They can also be predominantly white with a mask and occasionally additional large patches of color. Some dogs that are entirely brown or tan will have black splotches. The coat needs little brushing to stay in good condition and sheds very little. It is sufficient to brush your dog once a week with a stiff bristle brush, though you might need to brush your dog more frequently when the undercoat is shed twice a year.
The Canaan Dog doesn’t need to be bathed frequently and is generally a clean dog. To get rid of tartar accumulation and the bacteria that live inside of it, brush your Canaan’s teeth at least twice or three times per week. Even better than twice-daily brushing is prevention of bad breath and gum disease. If your dog doesn’t naturally wear down his nails, you should trim them once or twice a month. They are too long if you can hear them clicking on the floor.

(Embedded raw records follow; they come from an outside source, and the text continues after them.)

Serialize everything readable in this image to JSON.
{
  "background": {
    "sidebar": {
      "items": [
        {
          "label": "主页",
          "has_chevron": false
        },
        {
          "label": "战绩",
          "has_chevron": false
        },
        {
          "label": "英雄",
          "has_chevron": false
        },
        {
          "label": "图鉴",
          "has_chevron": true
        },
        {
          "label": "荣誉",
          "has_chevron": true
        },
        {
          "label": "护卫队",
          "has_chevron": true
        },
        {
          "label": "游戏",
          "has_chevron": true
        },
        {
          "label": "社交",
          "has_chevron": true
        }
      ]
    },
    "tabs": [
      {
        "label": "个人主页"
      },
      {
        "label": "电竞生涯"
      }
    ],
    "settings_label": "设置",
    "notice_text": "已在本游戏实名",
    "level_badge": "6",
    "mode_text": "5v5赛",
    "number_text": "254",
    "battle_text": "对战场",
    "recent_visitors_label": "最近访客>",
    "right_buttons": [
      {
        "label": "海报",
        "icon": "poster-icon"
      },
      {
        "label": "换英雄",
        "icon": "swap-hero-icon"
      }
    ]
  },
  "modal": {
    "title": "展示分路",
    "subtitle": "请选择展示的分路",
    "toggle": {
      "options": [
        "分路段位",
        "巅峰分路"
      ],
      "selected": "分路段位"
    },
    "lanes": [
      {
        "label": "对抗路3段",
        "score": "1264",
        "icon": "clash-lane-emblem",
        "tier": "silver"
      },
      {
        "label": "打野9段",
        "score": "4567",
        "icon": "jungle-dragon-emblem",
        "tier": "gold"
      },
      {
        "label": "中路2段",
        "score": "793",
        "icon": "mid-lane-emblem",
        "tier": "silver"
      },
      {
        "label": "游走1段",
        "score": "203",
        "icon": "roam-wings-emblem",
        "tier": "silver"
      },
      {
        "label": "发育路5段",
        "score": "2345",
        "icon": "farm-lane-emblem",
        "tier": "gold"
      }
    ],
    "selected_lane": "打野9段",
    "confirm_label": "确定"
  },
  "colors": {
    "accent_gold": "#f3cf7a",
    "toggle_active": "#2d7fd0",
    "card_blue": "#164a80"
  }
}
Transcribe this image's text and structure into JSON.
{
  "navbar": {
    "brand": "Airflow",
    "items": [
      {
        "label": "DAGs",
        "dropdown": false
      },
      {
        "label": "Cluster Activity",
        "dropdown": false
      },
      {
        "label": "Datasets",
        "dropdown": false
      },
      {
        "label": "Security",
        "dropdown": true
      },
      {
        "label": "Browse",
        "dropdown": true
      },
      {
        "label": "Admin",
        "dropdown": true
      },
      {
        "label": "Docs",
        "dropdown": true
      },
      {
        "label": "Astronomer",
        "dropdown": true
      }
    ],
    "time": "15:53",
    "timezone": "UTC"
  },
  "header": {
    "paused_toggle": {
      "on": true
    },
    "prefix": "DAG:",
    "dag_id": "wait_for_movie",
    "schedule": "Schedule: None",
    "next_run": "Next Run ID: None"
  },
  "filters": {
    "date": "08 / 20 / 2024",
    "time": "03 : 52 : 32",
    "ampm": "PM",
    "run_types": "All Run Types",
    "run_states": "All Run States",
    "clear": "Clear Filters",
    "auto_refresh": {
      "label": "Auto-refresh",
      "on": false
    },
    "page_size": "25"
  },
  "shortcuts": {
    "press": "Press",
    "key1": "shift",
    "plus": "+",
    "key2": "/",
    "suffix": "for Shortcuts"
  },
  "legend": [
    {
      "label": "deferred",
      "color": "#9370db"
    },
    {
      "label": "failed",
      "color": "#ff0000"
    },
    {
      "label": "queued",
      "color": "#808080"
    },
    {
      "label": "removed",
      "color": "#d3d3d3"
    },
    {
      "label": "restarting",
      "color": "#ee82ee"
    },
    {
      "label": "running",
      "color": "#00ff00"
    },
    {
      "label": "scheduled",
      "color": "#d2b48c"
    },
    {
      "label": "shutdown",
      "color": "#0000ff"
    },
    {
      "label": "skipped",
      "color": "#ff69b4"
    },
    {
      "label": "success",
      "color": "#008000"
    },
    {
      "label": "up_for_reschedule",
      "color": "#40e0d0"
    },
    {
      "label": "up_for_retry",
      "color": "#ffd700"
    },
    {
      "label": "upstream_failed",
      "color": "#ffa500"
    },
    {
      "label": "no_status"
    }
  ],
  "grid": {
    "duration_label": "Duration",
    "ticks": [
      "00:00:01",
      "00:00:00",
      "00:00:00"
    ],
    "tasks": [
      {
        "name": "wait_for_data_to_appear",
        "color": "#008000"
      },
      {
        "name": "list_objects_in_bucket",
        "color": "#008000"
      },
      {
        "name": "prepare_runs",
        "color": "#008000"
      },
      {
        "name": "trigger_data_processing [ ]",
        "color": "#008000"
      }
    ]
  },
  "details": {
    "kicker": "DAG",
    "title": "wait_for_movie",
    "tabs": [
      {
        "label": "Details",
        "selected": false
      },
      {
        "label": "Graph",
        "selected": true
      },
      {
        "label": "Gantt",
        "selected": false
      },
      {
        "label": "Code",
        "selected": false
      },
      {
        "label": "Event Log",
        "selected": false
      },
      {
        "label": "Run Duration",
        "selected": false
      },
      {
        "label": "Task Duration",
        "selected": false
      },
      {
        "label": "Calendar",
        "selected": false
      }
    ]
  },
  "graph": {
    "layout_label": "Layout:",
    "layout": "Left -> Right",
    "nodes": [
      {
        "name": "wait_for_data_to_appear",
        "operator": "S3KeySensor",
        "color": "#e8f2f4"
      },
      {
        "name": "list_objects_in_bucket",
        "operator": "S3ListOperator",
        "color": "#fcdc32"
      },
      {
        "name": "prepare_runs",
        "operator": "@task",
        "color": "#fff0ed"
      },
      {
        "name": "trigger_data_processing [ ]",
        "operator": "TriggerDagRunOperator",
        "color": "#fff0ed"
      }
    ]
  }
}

The feet are kept in good condition by having short, neatly trimmed nails, which also protect your legs from being scratched when your Canaan jumps up to greet you. As soon as your Canaan is a puppy, start getting used to brushing and examinations. Dogs are sensitive when it comes to their feet, so handle his paws frequently and examine his mouth and ears. Lay the groundwork for simple veterinary exams and other handling when he’s an adult by making grooming a rewarding experience filled with praise and rewards.
While grooming, keep an eye out for sores, rashes, or infection-related symptoms like redness, tenderness, or inflammation on the skin, in the ears, nose, mouth, or eyes, as well as on the feet. Eyes should be clear, without redness or discharge, and ears should have a pleasant scent and not have too much wax or other debris inside. You can identify potential health issues early on thanks to your thorough weekly exam.
Kids and other animals
Canaanites are loving, devoted, and guardianship. Always supervise any interactions between young children and dogs to prevent biting or ear or tail pulling on either party’s part, and always teach kids how to approach and pet dogs. Teach your child to never try to steal a dog’s food or approach a dog while he or she is eating or sleeping. Regardless of how devoted, a dog should never be left unattended with a child.
Canaans can get along with other dogs if they are raised with them and have had a lot of socialization, but they have a tendency to play rough and vocalize a lot. They may appear hostile toward other dogs to those who are unfamiliar with the breed. They can be, but it’s crucial to know how to distinguish between rough play and genuine aggression. Learn the signs that your dog is giving you so you can decide when to step in and when to back off and let them be. However, adult Canaan don’t make the best playmates for off-leash dog parks.
They might try to intimidate or stifle other dogs’ play. They might also act violently toward canines of the same sex. Canaans get along with cats best if they were raised with them and the cat is intelligent enough to resist the dog rather than flee from him. Running triggers the Canaan’s prey drive, which causes him to pursue. They may chase and kill small animals, especially those they find outside, due to the breed’s strong prey drive. Families who own pets like gerbils, hamsters, or rabbits should probably avoid them.
Canaan Dogs are frequently bought without a clear understanding of what ownership entails. Numerous Canaanites require adoption or fostering. We have not included all of the rescues that have occurred. Contact the national breed club or a local breed club to find a Canaan rescue if you can’t find one listed for your region.